• AIM OF THE TASK:
The material below holds pictures, which are to be left out; copy exactly the lines from the one with "Transcribe this image's" through the one with "Enumerate this screenshot's".

• LISTED ENTRIES:
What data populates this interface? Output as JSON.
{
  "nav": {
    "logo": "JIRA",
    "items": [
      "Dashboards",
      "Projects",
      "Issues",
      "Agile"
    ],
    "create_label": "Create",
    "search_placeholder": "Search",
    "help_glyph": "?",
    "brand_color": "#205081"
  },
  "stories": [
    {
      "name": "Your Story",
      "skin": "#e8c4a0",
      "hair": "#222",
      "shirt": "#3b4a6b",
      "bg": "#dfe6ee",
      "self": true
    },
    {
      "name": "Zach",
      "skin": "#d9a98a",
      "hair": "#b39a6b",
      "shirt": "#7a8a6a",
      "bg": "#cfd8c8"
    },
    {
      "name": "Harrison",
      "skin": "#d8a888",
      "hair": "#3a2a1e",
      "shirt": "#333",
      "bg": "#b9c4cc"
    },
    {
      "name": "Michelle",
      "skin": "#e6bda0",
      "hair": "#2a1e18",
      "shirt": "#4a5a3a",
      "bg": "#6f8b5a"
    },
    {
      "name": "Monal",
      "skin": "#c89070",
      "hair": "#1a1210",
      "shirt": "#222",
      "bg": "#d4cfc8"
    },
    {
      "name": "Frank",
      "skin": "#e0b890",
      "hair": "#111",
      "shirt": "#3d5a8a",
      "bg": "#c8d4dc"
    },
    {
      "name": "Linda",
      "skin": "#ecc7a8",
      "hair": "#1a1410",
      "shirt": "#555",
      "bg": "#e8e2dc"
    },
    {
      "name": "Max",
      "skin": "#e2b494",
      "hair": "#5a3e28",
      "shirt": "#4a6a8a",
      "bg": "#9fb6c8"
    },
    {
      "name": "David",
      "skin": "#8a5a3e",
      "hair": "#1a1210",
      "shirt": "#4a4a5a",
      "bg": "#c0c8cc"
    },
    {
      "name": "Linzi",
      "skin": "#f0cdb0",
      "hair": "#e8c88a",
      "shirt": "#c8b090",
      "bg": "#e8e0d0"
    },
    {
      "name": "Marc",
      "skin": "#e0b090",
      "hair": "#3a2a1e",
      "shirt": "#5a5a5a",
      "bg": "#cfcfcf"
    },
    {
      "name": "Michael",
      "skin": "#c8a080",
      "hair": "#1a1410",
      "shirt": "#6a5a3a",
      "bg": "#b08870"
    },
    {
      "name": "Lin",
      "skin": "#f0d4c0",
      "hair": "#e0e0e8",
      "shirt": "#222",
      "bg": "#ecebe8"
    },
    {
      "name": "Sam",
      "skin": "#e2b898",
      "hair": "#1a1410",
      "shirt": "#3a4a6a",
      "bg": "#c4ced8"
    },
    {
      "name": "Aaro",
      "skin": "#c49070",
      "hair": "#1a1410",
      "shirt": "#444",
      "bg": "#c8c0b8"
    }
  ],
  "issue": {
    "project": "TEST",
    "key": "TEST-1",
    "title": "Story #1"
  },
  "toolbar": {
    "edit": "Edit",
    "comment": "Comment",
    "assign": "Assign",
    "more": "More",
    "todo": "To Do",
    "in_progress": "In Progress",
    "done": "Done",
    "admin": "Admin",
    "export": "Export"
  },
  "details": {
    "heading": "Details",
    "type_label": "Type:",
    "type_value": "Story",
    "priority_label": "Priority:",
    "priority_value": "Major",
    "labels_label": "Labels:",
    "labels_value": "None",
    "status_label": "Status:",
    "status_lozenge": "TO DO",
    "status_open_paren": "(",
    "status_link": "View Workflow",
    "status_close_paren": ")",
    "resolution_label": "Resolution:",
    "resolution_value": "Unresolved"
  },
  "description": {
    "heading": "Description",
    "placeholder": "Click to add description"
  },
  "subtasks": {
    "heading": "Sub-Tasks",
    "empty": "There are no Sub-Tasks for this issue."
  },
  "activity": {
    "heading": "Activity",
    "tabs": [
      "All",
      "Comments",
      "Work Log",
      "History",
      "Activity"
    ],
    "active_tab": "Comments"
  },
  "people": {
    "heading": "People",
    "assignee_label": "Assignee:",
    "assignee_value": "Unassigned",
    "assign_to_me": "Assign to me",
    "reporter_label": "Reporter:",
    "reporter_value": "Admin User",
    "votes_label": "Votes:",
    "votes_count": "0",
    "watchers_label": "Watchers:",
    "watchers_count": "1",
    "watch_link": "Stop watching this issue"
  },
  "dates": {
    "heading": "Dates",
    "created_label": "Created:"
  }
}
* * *
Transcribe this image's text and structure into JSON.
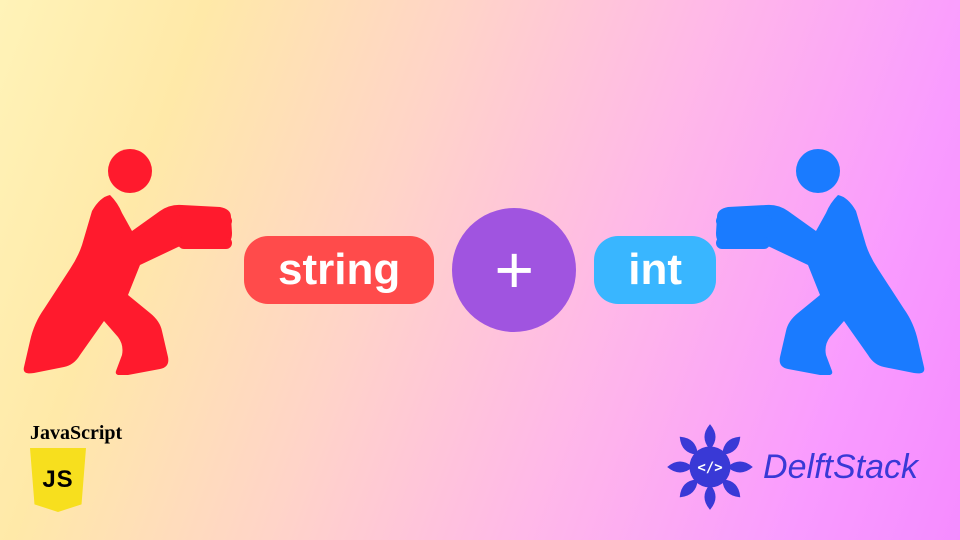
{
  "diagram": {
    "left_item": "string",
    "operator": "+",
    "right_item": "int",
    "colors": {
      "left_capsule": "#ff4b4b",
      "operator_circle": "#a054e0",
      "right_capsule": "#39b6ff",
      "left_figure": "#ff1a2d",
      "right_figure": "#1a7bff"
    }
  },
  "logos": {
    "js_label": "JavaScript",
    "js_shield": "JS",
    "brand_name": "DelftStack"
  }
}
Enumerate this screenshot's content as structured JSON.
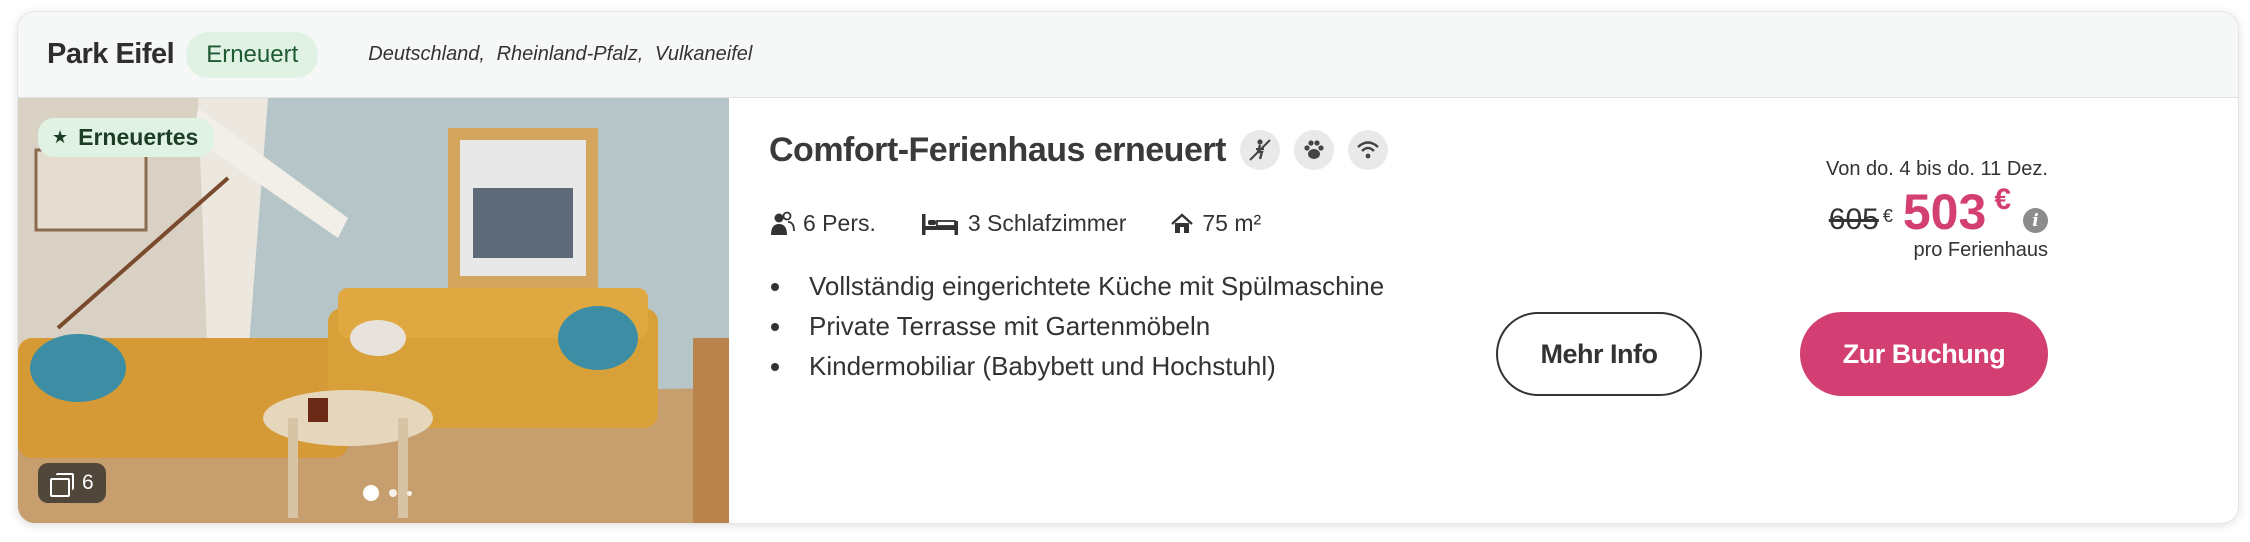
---
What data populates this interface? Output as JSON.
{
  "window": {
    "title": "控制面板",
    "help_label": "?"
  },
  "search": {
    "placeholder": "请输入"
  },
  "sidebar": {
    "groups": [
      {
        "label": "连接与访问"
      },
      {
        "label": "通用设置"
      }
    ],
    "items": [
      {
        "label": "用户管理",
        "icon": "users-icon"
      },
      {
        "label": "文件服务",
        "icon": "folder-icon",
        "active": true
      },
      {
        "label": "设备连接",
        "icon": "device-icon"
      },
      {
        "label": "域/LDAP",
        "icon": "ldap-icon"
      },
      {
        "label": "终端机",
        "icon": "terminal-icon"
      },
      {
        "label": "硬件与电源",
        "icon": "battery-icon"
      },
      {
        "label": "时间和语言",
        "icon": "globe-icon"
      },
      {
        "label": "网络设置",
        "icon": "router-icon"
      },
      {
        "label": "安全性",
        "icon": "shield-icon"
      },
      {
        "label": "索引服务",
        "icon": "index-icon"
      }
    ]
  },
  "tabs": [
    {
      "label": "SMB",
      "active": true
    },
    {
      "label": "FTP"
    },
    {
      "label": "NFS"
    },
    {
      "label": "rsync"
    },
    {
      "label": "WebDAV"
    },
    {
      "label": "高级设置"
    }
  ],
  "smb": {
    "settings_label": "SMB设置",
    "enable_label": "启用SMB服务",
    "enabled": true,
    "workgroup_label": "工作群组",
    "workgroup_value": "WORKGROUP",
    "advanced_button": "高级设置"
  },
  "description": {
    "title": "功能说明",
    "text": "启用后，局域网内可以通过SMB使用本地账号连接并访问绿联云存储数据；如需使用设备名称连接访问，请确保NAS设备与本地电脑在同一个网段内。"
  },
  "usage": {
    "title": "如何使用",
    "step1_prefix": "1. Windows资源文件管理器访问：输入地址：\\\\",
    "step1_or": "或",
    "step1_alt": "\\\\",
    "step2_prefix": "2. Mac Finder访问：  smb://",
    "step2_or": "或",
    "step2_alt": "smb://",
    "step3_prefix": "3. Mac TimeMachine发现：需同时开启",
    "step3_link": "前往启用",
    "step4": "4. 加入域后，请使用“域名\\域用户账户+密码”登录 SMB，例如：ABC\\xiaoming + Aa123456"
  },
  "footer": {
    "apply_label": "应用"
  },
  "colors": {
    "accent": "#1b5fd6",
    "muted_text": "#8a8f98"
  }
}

• WRITTEN SOLUTION:
Transcribe this image's text and structure into JSON.
{
  "diagram": {
    "left_item": "string",
    "operator": "+",
    "right_item": "int",
    "colors": {
      "left_capsule": "#ff4b4b",
      "operator_circle": "#a054e0",
      "right_capsule": "#39b6ff",
      "left_figure": "#ff1a2d",
      "right_figure": "#1a7bff"
    }
  },
  "logos": {
    "js_label": "JavaScript",
    "js_shield": "JS",
    "brand_name": "DelftStack"
  }
}
Enumerate this screenshot's content as structured JSON.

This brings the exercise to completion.